filed with the Clerk of the Court, with courtesy copies delivered to the chambers of the Honorable
Colleen McMahon, 500 Pearl Street, Room 1640, and to my chambers, 500 Pearl Street, Room
1370. Any requests for an extension of time for filing objections must be directed to Judge
McMahon (with a courtesy copy to my chambers). Failure to file objections will result in a waiver
of those objections for purposes of appeal. Thomas v. Am, 474 U.S. 140, 106 S. Ct. 466 (1985);
Ingram v. Herrick, 475 F. App'x 793, 793 (2dCir. 2012); IUEAFL-CIOPensionFund v. Herrmann,
9 F.3d 1049, 1054 (2d Cir. 1993), cert. denied, 513 U.S. 822, 115 S. Ct. 86 (1994); Frank v. Johnson,
968 F.2d 298, 300 (2d Cir.), cert. denied, 506 U.S. 1038, 113 S. Ct. 825 (1992); Small v. Sec'y of
Health & Human Servs., 892 F.2d 15, 16 (2d Cir. 1989); Wesolek v. Canadair Ltd., 838 F.2d 55,
57-59 (2d Cir. 1988); McCarthy v. Manson, 714 F.2d 234, 237-38 (2d Cir. 1983).
New York, New York
January 26, 2016
Roberts (reg. & cert. mail)

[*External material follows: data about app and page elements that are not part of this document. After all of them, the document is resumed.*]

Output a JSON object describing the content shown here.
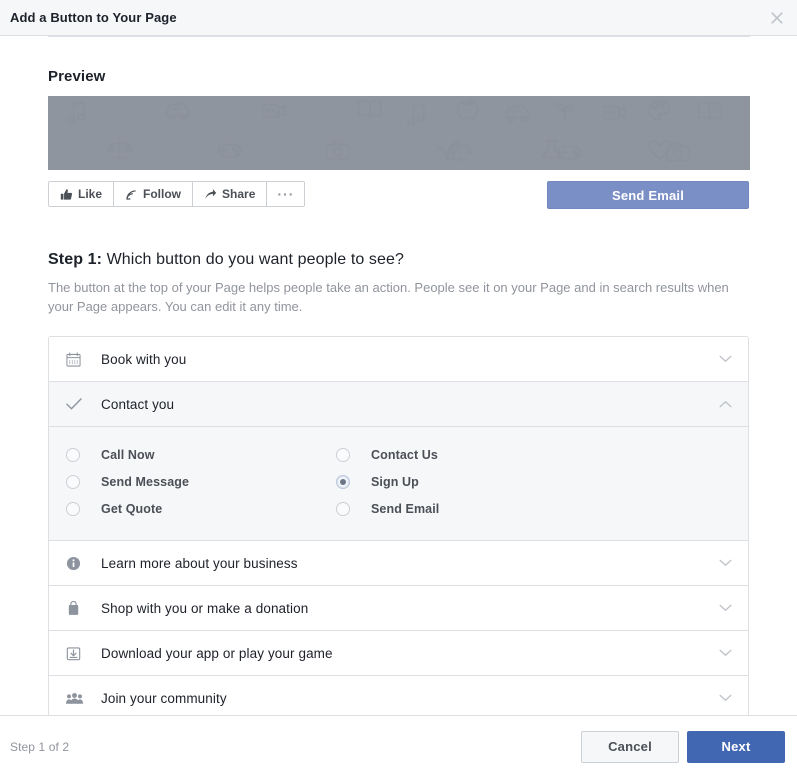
{
  "dialog": {
    "title": "Add a Button to Your Page",
    "close_label": "close-icon"
  },
  "preview": {
    "heading": "Preview",
    "cover_color": "#8f959f",
    "page_buttons": [
      {
        "label": "Like",
        "icon": "thumbs-up-icon"
      },
      {
        "label": "Follow",
        "icon": "follow-icon"
      },
      {
        "label": "Share",
        "icon": "share-arrow-icon"
      },
      {
        "label": "···",
        "icon": "ellipsis-icon"
      }
    ],
    "cta": {
      "label": "Send Email",
      "color": "#7b8fc7"
    }
  },
  "step": {
    "label": "Step 1:",
    "question": "Which button do you want people to see?",
    "description": "The button at the top of your Page helps people take an action. People see it on your Page and in search results when your Page appears. You can edit it any time."
  },
  "accordion": [
    {
      "id": "book-with-you",
      "label": "Book with you",
      "icon": "calendar-icon",
      "expanded": false
    },
    {
      "id": "contact-you",
      "label": "Contact you",
      "icon": "check-icon",
      "expanded": true,
      "options": [
        {
          "label": "Call Now",
          "selected": false
        },
        {
          "label": "Contact Us",
          "selected": false
        },
        {
          "label": "Send Message",
          "selected": false
        },
        {
          "label": "Sign Up",
          "selected": true
        },
        {
          "label": "Get Quote",
          "selected": false
        },
        {
          "label": "Send Email",
          "selected": false
        }
      ]
    },
    {
      "id": "learn-more",
      "label": "Learn more about your business",
      "icon": "info-icon",
      "expanded": false
    },
    {
      "id": "shop-or-donate",
      "label": "Shop with you or make a donation",
      "icon": "shopping-bag-icon",
      "expanded": false
    },
    {
      "id": "download-app",
      "label": "Download your app or play your game",
      "icon": "download-icon",
      "expanded": false
    },
    {
      "id": "join-community",
      "label": "Join your community",
      "icon": "people-icon",
      "expanded": false
    }
  ],
  "footer": {
    "step_count": "Step 1 of 2",
    "cancel_label": "Cancel",
    "next_label": "Next",
    "next_color": "#4267b2"
  }
}
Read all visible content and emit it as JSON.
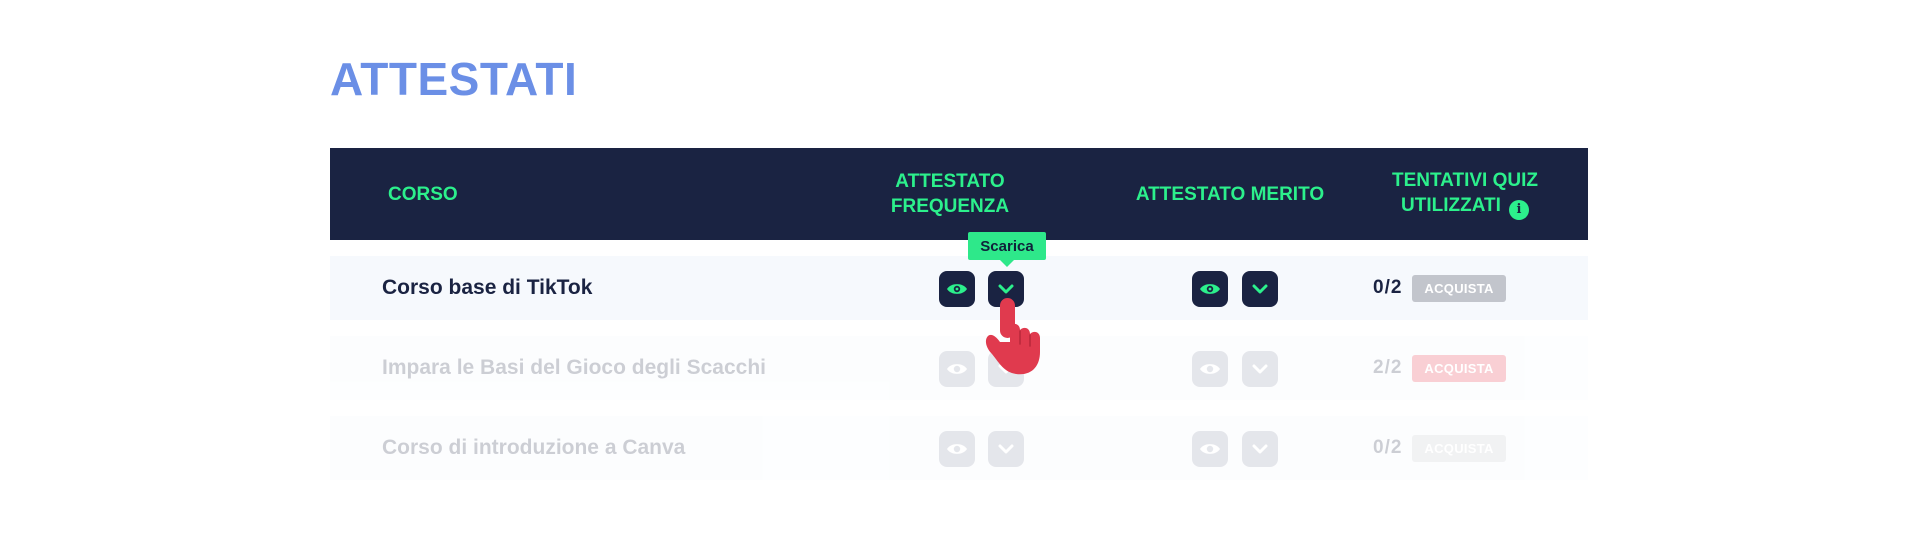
{
  "page": {
    "title": "ATTESTATI"
  },
  "table": {
    "headers": {
      "corso": "CORSO",
      "freq_line1": "ATTESTATO",
      "freq_line2": "FREQUENZA",
      "merito": "ATTESTATO MERITO",
      "quiz_line1": "TENTATIVI QUIZ",
      "quiz_line2": "UTILIZZATI",
      "info_glyph": "i"
    },
    "rows": [
      {
        "name": "Corso base di TikTok",
        "quiz_count": "0/2",
        "buy_label": "ACQUISTA",
        "buy_color": "#c2c5cc"
      },
      {
        "name": "Impara le Basi del Gioco degli Scacchi",
        "quiz_count": "2/2",
        "buy_label": "ACQUISTA",
        "buy_color": "#f3a2aa"
      },
      {
        "name": "Corso di introduzione a Canva",
        "quiz_count": "0/2",
        "buy_label": "ACQUISTA",
        "buy_color": "#c2c5cc"
      }
    ]
  },
  "tooltip": {
    "label": "Scarica"
  },
  "icons": {
    "view": "eye-icon",
    "download": "chevron-down-icon",
    "cursor": "hand-pointer-icon",
    "info": "info-icon"
  },
  "colors": {
    "accent": "#2cf08c",
    "header_bg": "#1a2342",
    "title": "#6b8fe6",
    "cursor": "#e03a4e"
  }
}
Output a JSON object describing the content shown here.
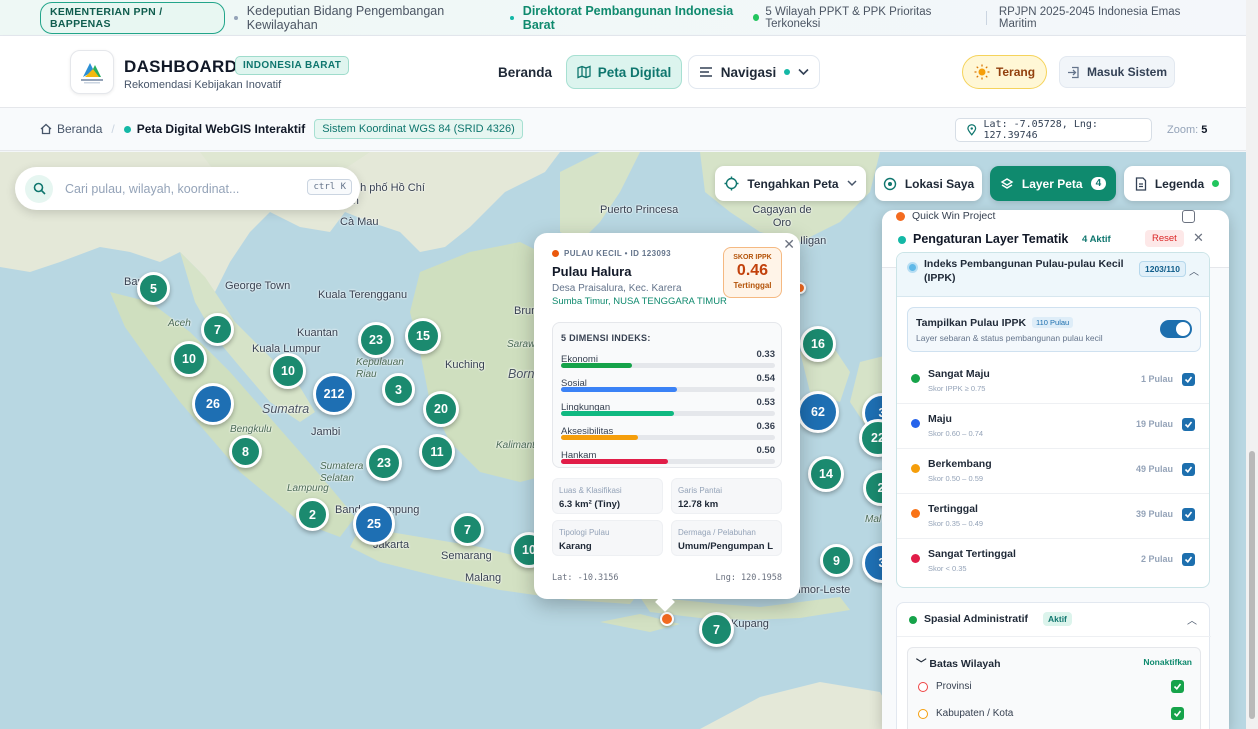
{
  "topbar": {
    "ministry": "KEMENTERIAN PPN / BAPPENAS",
    "deputy": "Kedeputian Bidang Pengembangan Kewilayahan",
    "directorate": "Direktorat Pembangunan Indonesia Barat",
    "status": "5 Wilayah PPKT & PPK Prioritas Terkoneksi",
    "vision": "RPJPN 2025-2045 Indonesia Emas Maritim"
  },
  "header": {
    "title": "DASHBOARD",
    "badge": "INDONESIA BARAT",
    "subtitle": "Rekomendasi Kebijakan Inovatif",
    "nav": {
      "home": "Beranda",
      "map": "Peta Digital",
      "navigation": "Navigasi"
    },
    "theme": "Terang",
    "login": "Masuk Sistem"
  },
  "breadcrumb": {
    "home": "Beranda",
    "current": "Peta Digital WebGIS Interaktif",
    "crs": "Sistem Koordinat WGS 84 (SRID 4326)",
    "coords": "Lat: -7.05728, Lng: 127.39746",
    "zoom_label": "Zoom:",
    "zoom_value": "5"
  },
  "map": {
    "search": {
      "placeholder": "Cari pulau, wilayah, koordinat...",
      "shortcut": "ctrl K"
    },
    "controls": {
      "center": "Tengahkan Peta",
      "locate": "Lokasi Saya",
      "layers": "Layer Peta",
      "layers_count": "4",
      "legend": "Legenda"
    },
    "places": [
      "Bangkok",
      "Thành phố Hồ Chí Minh",
      "Cà Mau",
      "George Town",
      "Kuala Terengganu",
      "Kuantan",
      "Kuala Lumpur",
      "Aceh",
      "Sumatra",
      "Jambi",
      "Bengkulu",
      "Sumatera Selatan",
      "Lampung",
      "Bandar Lampung",
      "Jakarta",
      "Semarang",
      "Malang",
      "Kuching",
      "Kepulauan Riau",
      "Borneo",
      "Kalimantan",
      "Sarawak",
      "Puerto Princesa",
      "Cagayan de Oro",
      "Iligan",
      "Brunei",
      "Timor-Leste",
      "Kupang",
      "Mal"
    ],
    "clusters": [
      "5",
      "7",
      "10",
      "26",
      "10",
      "212",
      "23",
      "15",
      "3",
      "20",
      "8",
      "11",
      "23",
      "2",
      "25",
      "7",
      "10",
      "16",
      "62",
      "3",
      "22",
      "14",
      "2",
      "9",
      "3",
      "7"
    ]
  },
  "popup": {
    "kicker": "PULAU KECIL • ID 123093",
    "name": "Pulau Halura",
    "village": "Desa Praisalura, Kec. Karera",
    "region": "Sumba Timur, NUSA TENGGARA TIMUR",
    "score_label": "SKOR IPPK",
    "score_value": "0.46",
    "score_status": "Tertinggal",
    "dim_title": "5 DIMENSI INDEKS:",
    "dimensions": [
      {
        "name": "Ekonomi",
        "label": "0.33",
        "value": 0.33,
        "color": "#16a34a"
      },
      {
        "name": "Sosial",
        "label": "0.54",
        "value": 0.54,
        "color": "#3b82f6"
      },
      {
        "name": "Lingkungan",
        "label": "0.53",
        "value": 0.53,
        "color": "#10b981"
      },
      {
        "name": "Aksesibilitas",
        "label": "0.36",
        "value": 0.36,
        "color": "#f59e0b"
      },
      {
        "name": "Hankam",
        "label": "0.50",
        "value": 0.5,
        "color": "#e11d48"
      }
    ],
    "info": [
      {
        "key": "Luas & Klasifikasi",
        "value": "6.3 km² (Tiny)"
      },
      {
        "key": "Garis Pantai",
        "value": "12.78 km"
      },
      {
        "key": "Tipologi Pulau",
        "value": "Karang"
      },
      {
        "key": "Dermaga / Pelabuhan",
        "value": "Umum/Pengumpan L"
      }
    ],
    "lat": "Lat: -10.3156",
    "lng": "Lng: 120.1958"
  },
  "panel": {
    "quickwin": "Quick Win Project",
    "title": "Pengaturan Layer Tematik",
    "active": "4 Aktif",
    "reset": "Reset",
    "ippk": {
      "title": "Indeks Pembangunan Pulau-pulau Kecil (IPPK)",
      "count": "1203/110",
      "show_title": "Tampilkan Pulau IPPK",
      "show_badge": "110 Pulau",
      "show_sub": "Layer sebaran & status pembangunan pulau kecil"
    },
    "categories": [
      {
        "name": "Sangat Maju",
        "range": "Skor IPPK ≥ 0.75",
        "count": "1 Pulau",
        "color": "#16a34a"
      },
      {
        "name": "Maju",
        "range": "Skor 0.60 – 0.74",
        "count": "19 Pulau",
        "color": "#2563eb"
      },
      {
        "name": "Berkembang",
        "range": "Skor 0.50 – 0.59",
        "count": "49 Pulau",
        "color": "#f59e0b"
      },
      {
        "name": "Tertinggal",
        "range": "Skor 0.35 – 0.49",
        "count": "39 Pulau",
        "color": "#f97316"
      },
      {
        "name": "Sangat Tertinggal",
        "range": "Skor < 0.35",
        "count": "2 Pulau",
        "color": "#e11d48"
      }
    ],
    "spatial": {
      "title": "Spasial Administratif",
      "badge": "Aktif",
      "sub_title": "Batas Wilayah",
      "sub_action": "Nonaktifkan",
      "items": [
        {
          "name": "Provinsi",
          "color": "#ef4444"
        },
        {
          "name": "Kabupaten / Kota",
          "color": "#f59e0b"
        }
      ]
    }
  }
}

Disclaimer: Justia Dockets & Filings provides public litigation records from the federal appellate and district courts. These filings and docket sheets should not be considered findings of fact or liability, nor do they necessarily reflect the view of Justia.
Why Is My Information Online?